So, there it is. All my shortcomings were in my face over those 2 days. It wasn’t ok to drink that mocha just because the barista gave it to me for free. It wasn’t cute to feed your kids foods that are bad for them, justifying it with “we were busy”. It certainly wasn’t cute to let my 18 month old drink fruit punch from that 32 ounce cup, just because that was the only size the store carried. That’s what Whole30 week 1 is like for all of us. Over those first days, our shortcomings whisper at us, then scream like petulant children. I could have easily planned a litle differently and been successful, but instead gave in to my old thought patterns and took what appeared to be “the easy road”.
I’m thankful for my failure, because it gives me a picture to hold on to that is very motivating as I resume my Whole30. I understand why I made the choices I made. But, they were emotional choices. I was frazzled, had a lot of people depending on me, and knew the day ahead was going to be busy-hard. I chose the path of least resistance. Do you know what the path of least resistance gets you? Obesity. Diabetes. Cancer. Autoimmune disease. Chronic fatigue. Children set up to continue the cycle.
During breakfast every day, I have been reading a book to the kids by Priscilla Shirer called The Prince Warriors. (That’s an affiliate link, friends. Sorry for the redundant reminders, but I’m required by the FTC to let you know that I do recieve a commission if you choose to order the book using my link above.) In the chapter I read to the kids on Wednesday morning, one of the young princes has received his message from The Book. It read, “THE GATE TO DESTRUCTION IS WIDE, AND THE ROAD THAT LEADS TO IT IS EASY TO FOLLOW”. Um, yes, friends. I failed miserably at my Whole30 on the very same day I read this to the kids and we discussed the chapter. Two days later, we read that the consequences of this young man’s bad choice weren’t at all comfortable. The path he chose did not turn out to be easy or good at all. Friends, neither did mine. My kids were terrible to each other (They have food allergies, remember? The days after we consume their allergens, they tend to have short fuses and not be patient at all with each other) and my husband and I have been arguing for 3 days (him, food allergy related, same response as the kids; me, frustrated with the whole situation). All of this because I missed the writing on the wall right in front of me.
I faithfully started over on Day 6, having no trouble at all sticking with my Whole30 plan.

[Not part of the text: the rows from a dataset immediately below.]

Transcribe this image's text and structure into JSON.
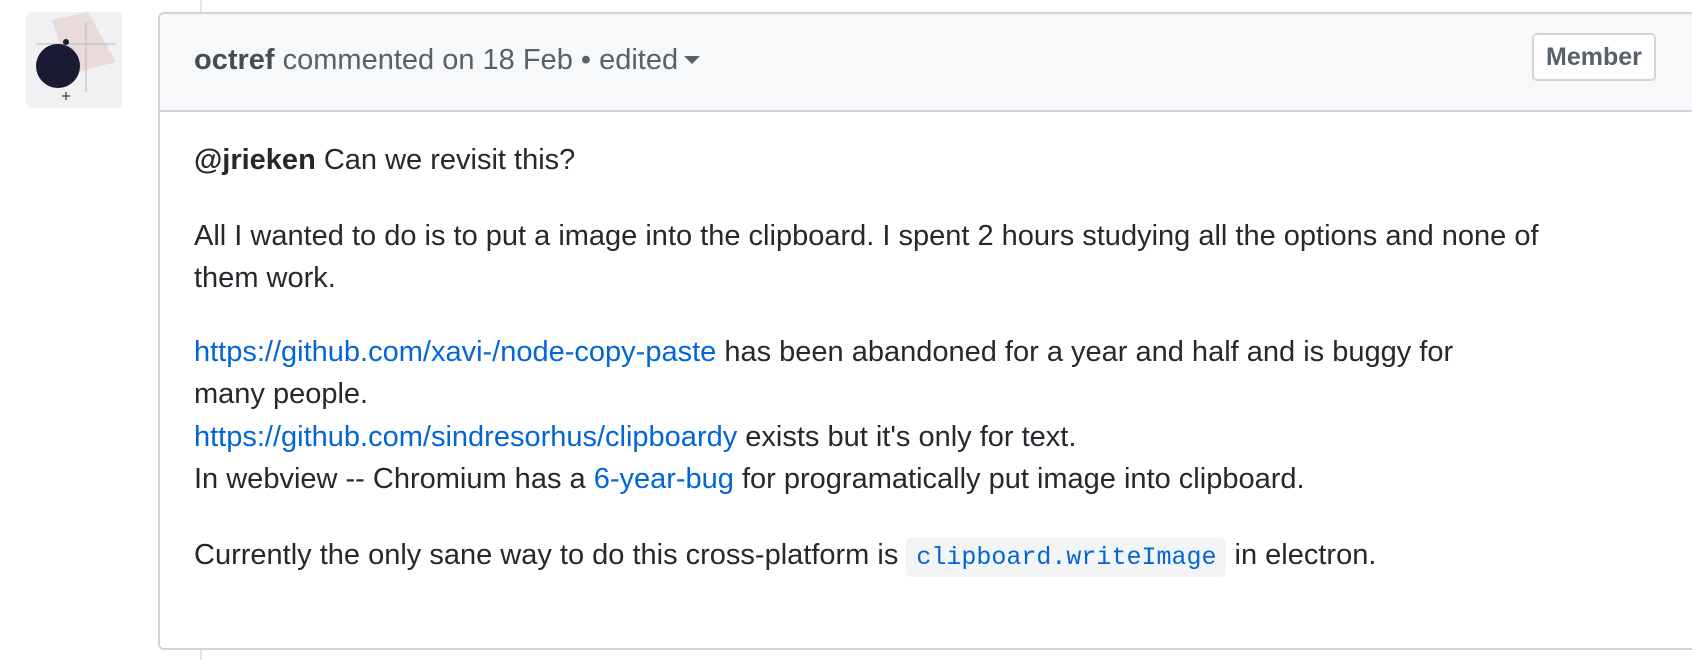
{
  "avatar": {
    "alt": "octref avatar"
  },
  "comment": {
    "author": "octref",
    "action": "commented on",
    "date": "18 Feb",
    "separator": "•",
    "edited_label": "edited",
    "badge": "Member"
  },
  "body": {
    "p1": {
      "mention": "@jrieken",
      "text": " Can we revisit this?"
    },
    "p2": {
      "line1": "All I wanted to do is to put a image into the clipboard. I spent 2 hours studying all the options and none of",
      "line2": "them work."
    },
    "p3": {
      "link1": "https://github.com/xavi-/node-copy-paste",
      "text1": " has been abandoned for a year and half and is buggy for",
      "text1_cont": "many people.",
      "link2": "https://github.com/sindresorhus/clipboardy",
      "text2": " exists but it's only for text.",
      "text3_pre": "In webview -- Chromium has a ",
      "link3": "6-year-bug",
      "text3_post": " for programatically put image into clipboard."
    },
    "p4": {
      "pre": "Currently the only sane way to do this cross-platform is ",
      "code": "clipboard.writeImage",
      "post": " in electron."
    }
  }
}
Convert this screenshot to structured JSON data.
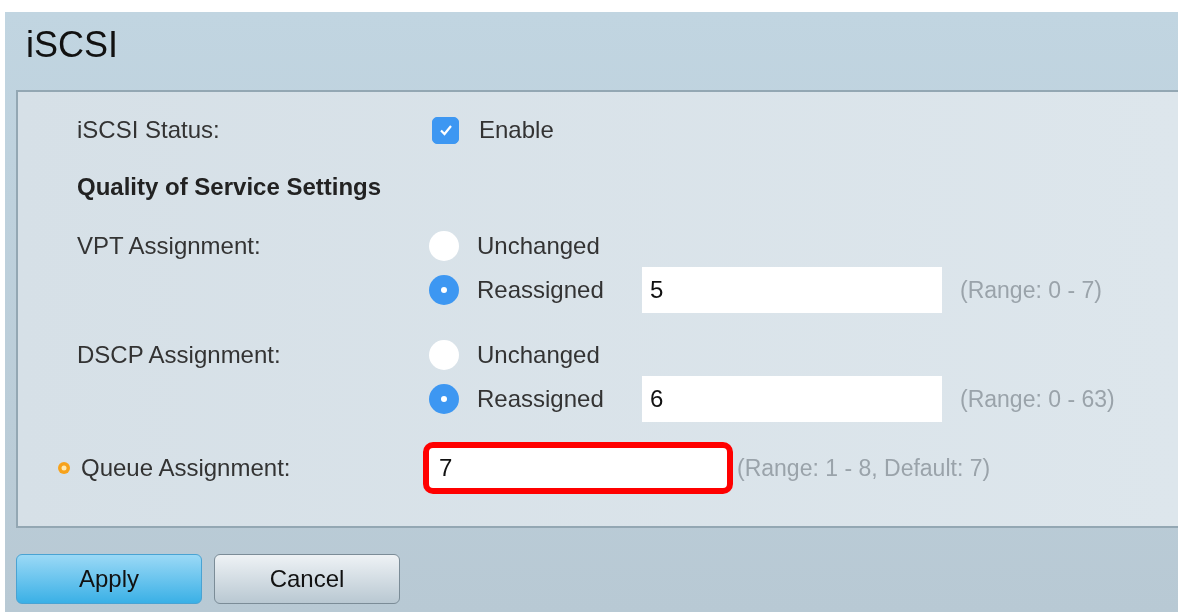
{
  "title": "iSCSI",
  "status": {
    "label": "iSCSI Status:",
    "option": "Enable",
    "checked": true
  },
  "section_heading": "Quality of Service Settings",
  "assignments": [
    {
      "label": "VPT Assignment:",
      "options": [
        {
          "label": "Unchanged",
          "selected": false
        },
        {
          "label": "Reassigned",
          "selected": true
        }
      ],
      "value": "5",
      "range": "(Range: 0 - 7)"
    },
    {
      "label": "DSCP Assignment:",
      "options": [
        {
          "label": "Unchanged",
          "selected": false
        },
        {
          "label": "Reassigned",
          "selected": true
        }
      ],
      "value": "6",
      "range": "(Range: 0 - 63)"
    }
  ],
  "queue": {
    "label": "Queue Assignment:",
    "required": true,
    "value": "7",
    "highlighted": true,
    "range": "(Range: 1 - 8, Default: 7)"
  },
  "buttons": [
    {
      "label": "Apply",
      "kind": "primary"
    },
    {
      "label": "Cancel",
      "kind": "secondary"
    }
  ]
}
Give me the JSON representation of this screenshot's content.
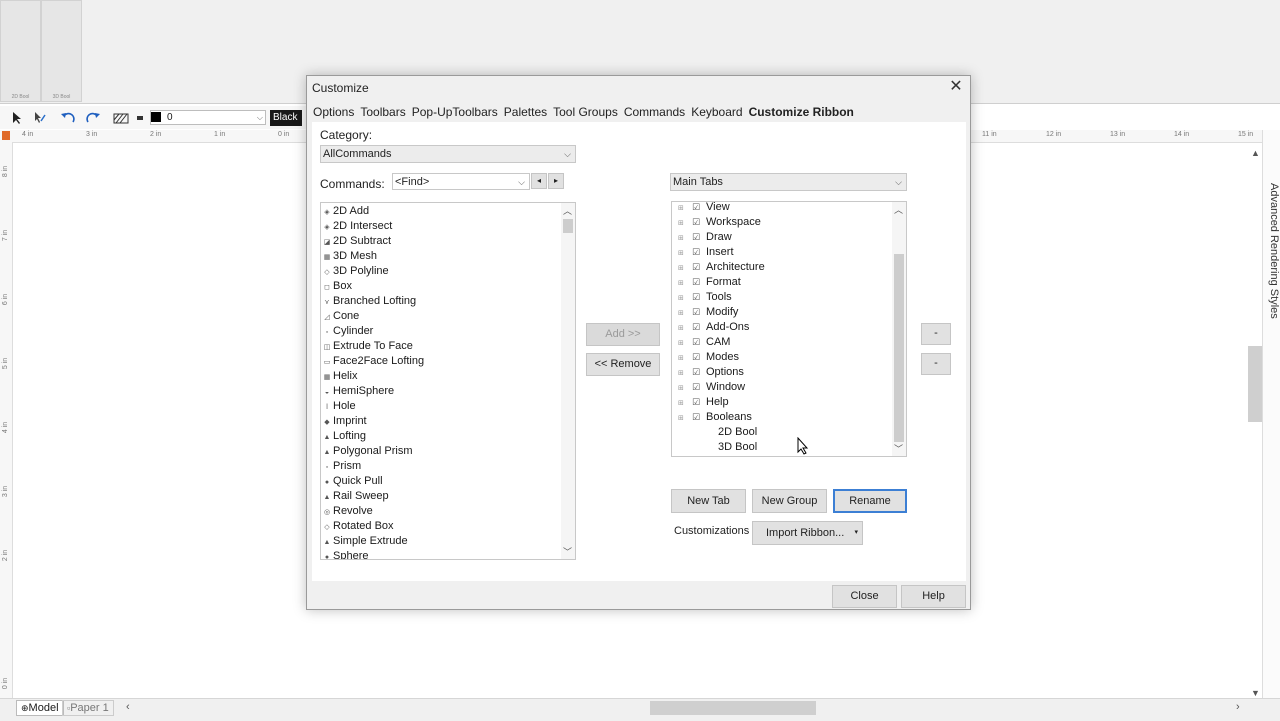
{
  "ribbon": {
    "buttons": [
      {
        "label": "2D Bool"
      },
      {
        "label": "3D Bool"
      }
    ]
  },
  "toolbar": {
    "line_value": "0",
    "color_label": "Black"
  },
  "ruler": {
    "h_ticks": [
      "4 in",
      "3 in",
      "2 in",
      "1 in",
      "0 in",
      "11 in",
      "12 in",
      "13 in",
      "14 in",
      "15 in"
    ],
    "v_ticks": [
      "8 in",
      "7 in",
      "6 in",
      "5 in",
      "4 in",
      "3 in",
      "2 in",
      "0 in"
    ]
  },
  "side_palette": {
    "label": "Advanced Rendering Styles"
  },
  "bottom_tabs": {
    "model": "Model",
    "paper": "Paper 1"
  },
  "dialog": {
    "title": "Customize",
    "close_glyph": "✕",
    "tabs": [
      "Options",
      "Toolbars",
      "Pop-UpToolbars",
      "Palettes",
      "Tool Groups",
      "Commands",
      "Keyboard",
      "Customize Ribbon"
    ],
    "category_label": "Category:",
    "category_value": "AllCommands",
    "commands_label": "Commands:",
    "find_value": "<Find>",
    "commands": [
      "2D Add",
      "2D Intersect",
      "2D Subtract",
      "3D Mesh",
      "3D Polyline",
      "Box",
      "Branched Lofting",
      "Cone",
      "Cylinder",
      "Extrude To Face",
      "Face2Face Lofting",
      "Helix",
      "HemiSphere",
      "Hole",
      "Imprint",
      "Lofting",
      "Polygonal Prism",
      "Prism",
      "Quick Pull",
      "Rail Sweep",
      "Revolve",
      "Rotated Box",
      "Simple Extrude",
      "Sphere"
    ],
    "add_label": "Add >>",
    "remove_label": "<< Remove",
    "tabs_combo_value": "Main Tabs",
    "ribbon_tree": [
      {
        "label": "View",
        "level": 0
      },
      {
        "label": "Workspace",
        "level": 0
      },
      {
        "label": "Draw",
        "level": 0
      },
      {
        "label": "Insert",
        "level": 0
      },
      {
        "label": "Architecture",
        "level": 0
      },
      {
        "label": "Format",
        "level": 0
      },
      {
        "label": "Tools",
        "level": 0
      },
      {
        "label": "Modify",
        "level": 0
      },
      {
        "label": "Add-Ons",
        "level": 0
      },
      {
        "label": "CAM",
        "level": 0
      },
      {
        "label": "Modes",
        "level": 0
      },
      {
        "label": "Options",
        "level": 0
      },
      {
        "label": "Window",
        "level": 0
      },
      {
        "label": "Help",
        "level": 0
      },
      {
        "label": "Booleans",
        "level": 0
      },
      {
        "label": "2D Bool",
        "level": 1
      },
      {
        "label": "3D Bool",
        "level": 1
      }
    ],
    "move_up_label": "-",
    "move_down_label": "-",
    "new_tab_label": "New Tab",
    "new_group_label": "New Group",
    "rename_label": "Rename",
    "customizations_label": "Customizations",
    "import_label": "Import Ribbon...",
    "close_label": "Close",
    "help_label": "Help"
  }
}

I am praying over and pondering my failures, asking the Lord to walk me through them and heal me from them, so that next time I will see them before I step into the trap. That’s how week 1 on Whole30 is wrapping up for me. I am quietly optimistic, encouraged that we can always start over tomorrow (yet aware that it isn’t wise to justify a bad decision using this very same reason), always keeping in mind that, “The gate to destruction is wide, and the road that leads to it is easy to follow”.
How did your first week on Whole30 go?